[What the task requires]
Copy each line in the data that includes the word "Archives".

[Data records for software interfaces]
=== Section Start ===

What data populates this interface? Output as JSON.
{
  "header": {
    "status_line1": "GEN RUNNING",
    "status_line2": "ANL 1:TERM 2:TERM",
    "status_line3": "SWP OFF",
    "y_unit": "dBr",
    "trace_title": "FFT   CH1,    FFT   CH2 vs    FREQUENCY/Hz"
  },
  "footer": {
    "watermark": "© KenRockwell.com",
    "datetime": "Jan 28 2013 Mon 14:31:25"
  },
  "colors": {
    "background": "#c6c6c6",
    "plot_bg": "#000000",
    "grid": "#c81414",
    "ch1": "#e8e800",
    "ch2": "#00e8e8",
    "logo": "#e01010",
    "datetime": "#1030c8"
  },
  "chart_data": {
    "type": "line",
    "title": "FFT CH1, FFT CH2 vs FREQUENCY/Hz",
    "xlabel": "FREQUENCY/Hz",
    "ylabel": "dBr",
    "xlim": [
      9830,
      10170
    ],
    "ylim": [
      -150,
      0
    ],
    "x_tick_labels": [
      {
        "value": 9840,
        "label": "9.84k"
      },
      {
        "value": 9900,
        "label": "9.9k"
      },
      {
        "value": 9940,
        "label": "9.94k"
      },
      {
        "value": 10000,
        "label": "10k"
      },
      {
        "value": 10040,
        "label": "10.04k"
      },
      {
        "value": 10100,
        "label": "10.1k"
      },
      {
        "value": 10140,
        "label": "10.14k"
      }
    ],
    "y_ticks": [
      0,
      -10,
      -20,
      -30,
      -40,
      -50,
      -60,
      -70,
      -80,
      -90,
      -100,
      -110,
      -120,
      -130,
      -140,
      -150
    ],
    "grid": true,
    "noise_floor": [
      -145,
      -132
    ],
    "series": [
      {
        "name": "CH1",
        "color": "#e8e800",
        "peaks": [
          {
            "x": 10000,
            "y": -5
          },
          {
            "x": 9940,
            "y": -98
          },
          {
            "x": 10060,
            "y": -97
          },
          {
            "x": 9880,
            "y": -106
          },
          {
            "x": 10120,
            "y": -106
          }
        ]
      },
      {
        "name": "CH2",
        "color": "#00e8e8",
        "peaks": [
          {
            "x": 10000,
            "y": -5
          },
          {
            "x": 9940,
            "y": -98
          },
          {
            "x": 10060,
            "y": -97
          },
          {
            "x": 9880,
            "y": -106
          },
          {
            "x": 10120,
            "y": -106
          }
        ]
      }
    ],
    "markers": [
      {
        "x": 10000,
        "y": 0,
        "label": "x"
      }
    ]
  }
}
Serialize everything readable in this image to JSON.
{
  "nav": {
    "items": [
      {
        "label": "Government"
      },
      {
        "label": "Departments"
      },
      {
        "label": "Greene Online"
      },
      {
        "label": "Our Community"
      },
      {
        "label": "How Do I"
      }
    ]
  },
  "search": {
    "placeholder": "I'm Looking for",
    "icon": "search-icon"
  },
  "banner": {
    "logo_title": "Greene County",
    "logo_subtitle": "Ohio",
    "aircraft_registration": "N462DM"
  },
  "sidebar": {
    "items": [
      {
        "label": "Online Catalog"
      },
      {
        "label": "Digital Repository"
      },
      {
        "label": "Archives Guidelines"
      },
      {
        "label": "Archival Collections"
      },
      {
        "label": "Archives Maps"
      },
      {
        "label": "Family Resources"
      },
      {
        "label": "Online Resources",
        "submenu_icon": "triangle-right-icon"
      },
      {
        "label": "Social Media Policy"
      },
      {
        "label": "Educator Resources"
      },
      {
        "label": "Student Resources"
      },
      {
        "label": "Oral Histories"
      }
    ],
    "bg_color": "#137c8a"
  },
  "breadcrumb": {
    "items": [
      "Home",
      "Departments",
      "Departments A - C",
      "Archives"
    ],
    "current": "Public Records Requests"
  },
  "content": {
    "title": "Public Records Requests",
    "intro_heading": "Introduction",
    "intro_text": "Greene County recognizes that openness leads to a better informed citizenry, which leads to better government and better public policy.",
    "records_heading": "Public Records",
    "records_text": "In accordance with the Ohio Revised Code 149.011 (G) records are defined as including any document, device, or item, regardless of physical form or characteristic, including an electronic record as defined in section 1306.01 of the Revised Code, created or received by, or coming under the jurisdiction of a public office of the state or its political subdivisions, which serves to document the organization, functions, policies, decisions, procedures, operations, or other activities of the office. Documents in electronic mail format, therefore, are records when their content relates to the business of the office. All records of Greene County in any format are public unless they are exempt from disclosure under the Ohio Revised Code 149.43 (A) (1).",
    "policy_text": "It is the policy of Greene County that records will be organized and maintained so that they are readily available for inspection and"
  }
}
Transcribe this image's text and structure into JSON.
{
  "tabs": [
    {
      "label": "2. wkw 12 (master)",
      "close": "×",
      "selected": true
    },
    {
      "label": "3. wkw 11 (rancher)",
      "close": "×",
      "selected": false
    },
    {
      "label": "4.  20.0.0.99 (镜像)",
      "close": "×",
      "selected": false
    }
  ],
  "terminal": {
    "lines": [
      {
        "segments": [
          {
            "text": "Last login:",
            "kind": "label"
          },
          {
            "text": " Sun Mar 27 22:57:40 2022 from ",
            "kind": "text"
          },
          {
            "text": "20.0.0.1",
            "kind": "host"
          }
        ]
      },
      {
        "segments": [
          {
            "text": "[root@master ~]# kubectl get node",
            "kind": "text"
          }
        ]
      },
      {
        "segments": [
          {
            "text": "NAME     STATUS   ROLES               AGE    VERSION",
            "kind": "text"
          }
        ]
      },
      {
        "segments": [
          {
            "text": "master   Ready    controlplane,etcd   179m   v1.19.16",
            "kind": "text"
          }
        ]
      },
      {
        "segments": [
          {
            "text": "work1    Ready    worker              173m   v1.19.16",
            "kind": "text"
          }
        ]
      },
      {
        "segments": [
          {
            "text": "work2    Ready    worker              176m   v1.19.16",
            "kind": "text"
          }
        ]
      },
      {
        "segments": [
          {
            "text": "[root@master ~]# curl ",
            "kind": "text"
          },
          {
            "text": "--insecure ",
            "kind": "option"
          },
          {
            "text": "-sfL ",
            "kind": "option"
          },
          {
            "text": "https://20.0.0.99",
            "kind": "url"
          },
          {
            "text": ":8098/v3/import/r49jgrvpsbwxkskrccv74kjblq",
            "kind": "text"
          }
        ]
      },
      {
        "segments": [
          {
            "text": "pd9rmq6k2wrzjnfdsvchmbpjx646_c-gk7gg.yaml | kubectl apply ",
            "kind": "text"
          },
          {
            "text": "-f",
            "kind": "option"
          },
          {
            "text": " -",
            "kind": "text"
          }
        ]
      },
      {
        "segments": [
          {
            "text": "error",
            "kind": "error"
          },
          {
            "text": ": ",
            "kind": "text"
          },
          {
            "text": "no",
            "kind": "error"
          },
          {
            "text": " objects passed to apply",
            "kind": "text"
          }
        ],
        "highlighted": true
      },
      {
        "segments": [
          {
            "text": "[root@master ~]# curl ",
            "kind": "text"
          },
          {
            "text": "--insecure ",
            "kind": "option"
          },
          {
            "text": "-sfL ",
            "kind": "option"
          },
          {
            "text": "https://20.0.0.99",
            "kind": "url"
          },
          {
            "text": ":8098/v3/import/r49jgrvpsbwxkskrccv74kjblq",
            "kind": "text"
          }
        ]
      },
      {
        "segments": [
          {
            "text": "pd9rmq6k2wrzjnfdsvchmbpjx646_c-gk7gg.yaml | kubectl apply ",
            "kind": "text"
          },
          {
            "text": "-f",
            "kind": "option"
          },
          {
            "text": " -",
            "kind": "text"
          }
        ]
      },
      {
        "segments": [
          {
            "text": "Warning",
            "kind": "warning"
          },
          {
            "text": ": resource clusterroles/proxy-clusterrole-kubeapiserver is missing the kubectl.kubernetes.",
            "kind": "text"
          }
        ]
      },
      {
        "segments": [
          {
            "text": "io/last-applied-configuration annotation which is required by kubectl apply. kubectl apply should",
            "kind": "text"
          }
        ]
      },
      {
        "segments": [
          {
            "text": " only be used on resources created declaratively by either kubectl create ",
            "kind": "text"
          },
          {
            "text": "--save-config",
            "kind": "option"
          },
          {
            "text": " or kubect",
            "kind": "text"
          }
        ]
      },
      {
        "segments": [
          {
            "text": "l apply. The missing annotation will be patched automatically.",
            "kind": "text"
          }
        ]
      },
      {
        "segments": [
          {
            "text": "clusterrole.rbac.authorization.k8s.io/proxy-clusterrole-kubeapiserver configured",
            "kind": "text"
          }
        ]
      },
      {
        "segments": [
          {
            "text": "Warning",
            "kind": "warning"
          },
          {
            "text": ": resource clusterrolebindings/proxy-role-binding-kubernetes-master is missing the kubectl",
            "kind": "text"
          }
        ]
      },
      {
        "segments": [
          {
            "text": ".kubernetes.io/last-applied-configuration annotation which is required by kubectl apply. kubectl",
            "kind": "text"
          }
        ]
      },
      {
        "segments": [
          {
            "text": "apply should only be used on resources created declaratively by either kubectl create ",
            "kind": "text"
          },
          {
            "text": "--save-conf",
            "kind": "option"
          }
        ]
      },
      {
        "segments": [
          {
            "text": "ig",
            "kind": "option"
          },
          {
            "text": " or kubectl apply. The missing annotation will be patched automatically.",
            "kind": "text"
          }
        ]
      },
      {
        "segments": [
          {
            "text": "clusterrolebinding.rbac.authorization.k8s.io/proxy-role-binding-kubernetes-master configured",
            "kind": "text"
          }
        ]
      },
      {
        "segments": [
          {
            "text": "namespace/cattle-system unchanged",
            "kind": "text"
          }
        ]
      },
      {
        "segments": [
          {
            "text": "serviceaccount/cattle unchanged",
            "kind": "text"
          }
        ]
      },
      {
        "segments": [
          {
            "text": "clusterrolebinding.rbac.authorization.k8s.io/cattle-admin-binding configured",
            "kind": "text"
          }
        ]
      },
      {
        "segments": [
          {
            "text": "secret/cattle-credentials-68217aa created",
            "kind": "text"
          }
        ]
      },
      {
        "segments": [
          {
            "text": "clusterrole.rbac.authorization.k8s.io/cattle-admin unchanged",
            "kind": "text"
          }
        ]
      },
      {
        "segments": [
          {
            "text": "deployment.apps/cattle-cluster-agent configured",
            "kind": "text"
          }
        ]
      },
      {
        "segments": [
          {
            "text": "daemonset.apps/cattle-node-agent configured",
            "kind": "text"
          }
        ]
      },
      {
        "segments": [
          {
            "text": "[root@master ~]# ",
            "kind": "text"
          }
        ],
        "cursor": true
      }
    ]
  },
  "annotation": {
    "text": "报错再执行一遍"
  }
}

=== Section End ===

[Response to the exercise]
        "label": "Archives Guidelines"
        "label": "Archives Maps"
      "Archives"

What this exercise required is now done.